# What is being asked
Across all the entries, how many lines hold "role"? Answer with that number and nothing else.

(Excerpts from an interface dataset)
= Beginning of Section =

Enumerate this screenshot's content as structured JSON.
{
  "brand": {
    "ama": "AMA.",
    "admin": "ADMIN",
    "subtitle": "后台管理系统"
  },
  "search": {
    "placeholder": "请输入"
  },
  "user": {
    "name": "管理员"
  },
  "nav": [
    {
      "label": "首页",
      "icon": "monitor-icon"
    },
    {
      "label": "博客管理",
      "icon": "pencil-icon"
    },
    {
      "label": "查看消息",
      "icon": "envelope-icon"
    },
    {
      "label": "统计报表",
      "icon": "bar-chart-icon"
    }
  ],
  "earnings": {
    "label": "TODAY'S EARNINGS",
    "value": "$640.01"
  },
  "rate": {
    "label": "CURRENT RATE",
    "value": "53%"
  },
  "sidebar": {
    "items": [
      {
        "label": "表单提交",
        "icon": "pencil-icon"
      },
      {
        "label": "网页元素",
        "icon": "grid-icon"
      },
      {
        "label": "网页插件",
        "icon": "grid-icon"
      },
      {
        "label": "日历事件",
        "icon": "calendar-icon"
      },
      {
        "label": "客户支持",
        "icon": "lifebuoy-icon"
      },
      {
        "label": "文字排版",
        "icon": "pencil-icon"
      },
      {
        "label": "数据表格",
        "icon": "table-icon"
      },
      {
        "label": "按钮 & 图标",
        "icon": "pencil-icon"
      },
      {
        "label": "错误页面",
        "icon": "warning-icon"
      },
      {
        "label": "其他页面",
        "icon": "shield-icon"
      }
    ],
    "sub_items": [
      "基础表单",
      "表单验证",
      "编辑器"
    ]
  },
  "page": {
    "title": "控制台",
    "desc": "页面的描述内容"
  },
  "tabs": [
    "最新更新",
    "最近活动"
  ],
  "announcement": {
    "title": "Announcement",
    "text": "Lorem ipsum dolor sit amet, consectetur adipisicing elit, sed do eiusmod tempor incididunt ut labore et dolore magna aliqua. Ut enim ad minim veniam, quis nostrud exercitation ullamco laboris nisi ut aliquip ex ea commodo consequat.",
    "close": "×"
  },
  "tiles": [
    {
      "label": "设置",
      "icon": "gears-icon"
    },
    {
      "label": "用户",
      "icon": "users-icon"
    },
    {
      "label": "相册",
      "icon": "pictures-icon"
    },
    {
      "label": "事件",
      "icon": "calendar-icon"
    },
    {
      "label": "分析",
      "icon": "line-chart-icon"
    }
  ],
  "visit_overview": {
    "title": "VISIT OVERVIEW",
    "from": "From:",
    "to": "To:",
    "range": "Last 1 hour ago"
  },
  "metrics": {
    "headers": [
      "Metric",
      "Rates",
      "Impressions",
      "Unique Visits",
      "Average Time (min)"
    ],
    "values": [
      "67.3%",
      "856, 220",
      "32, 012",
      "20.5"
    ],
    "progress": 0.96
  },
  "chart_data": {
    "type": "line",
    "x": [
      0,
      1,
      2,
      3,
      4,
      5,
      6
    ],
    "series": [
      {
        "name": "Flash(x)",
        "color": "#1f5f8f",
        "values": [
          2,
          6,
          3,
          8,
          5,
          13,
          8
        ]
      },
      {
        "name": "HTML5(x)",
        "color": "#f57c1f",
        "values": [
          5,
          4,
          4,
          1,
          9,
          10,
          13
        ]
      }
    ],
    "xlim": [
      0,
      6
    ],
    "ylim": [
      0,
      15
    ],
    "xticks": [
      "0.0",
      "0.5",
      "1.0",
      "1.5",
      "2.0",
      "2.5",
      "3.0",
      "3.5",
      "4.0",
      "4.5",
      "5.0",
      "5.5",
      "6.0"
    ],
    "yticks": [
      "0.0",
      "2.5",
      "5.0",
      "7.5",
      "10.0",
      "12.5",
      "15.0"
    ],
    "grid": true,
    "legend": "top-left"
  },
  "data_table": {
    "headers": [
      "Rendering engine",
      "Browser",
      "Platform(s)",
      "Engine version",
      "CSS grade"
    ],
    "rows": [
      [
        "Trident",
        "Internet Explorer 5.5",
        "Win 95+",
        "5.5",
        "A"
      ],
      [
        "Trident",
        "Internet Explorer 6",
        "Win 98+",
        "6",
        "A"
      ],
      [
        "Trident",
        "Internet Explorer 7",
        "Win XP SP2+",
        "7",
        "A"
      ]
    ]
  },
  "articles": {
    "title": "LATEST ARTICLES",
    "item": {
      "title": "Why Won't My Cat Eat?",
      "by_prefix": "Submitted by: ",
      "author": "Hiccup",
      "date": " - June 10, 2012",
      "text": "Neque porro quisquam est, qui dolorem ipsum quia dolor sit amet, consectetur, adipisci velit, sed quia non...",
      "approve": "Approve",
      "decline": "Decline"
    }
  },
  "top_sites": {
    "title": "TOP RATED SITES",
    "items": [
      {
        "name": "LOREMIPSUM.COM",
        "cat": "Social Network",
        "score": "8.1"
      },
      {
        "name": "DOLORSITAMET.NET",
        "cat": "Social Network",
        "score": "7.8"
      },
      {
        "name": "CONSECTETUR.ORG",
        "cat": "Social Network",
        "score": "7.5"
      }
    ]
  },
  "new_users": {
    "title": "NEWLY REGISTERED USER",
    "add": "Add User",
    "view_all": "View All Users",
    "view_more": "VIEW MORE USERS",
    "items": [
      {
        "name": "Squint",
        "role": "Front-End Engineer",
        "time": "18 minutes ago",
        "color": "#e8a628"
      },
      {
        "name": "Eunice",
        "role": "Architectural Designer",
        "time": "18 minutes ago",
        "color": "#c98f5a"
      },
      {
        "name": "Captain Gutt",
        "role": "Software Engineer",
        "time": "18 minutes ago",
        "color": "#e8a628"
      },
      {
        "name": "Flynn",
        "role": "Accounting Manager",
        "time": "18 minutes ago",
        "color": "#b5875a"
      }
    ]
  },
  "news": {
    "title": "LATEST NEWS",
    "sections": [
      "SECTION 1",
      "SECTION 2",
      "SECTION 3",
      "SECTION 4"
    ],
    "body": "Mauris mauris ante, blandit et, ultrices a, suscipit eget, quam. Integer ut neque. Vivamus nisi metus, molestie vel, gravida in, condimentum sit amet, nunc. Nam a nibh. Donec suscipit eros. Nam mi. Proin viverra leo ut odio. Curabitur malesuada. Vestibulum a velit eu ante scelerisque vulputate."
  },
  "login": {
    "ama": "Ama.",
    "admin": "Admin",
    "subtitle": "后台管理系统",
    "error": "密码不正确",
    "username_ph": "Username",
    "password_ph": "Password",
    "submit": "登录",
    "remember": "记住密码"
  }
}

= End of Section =

# Response to the exercise
4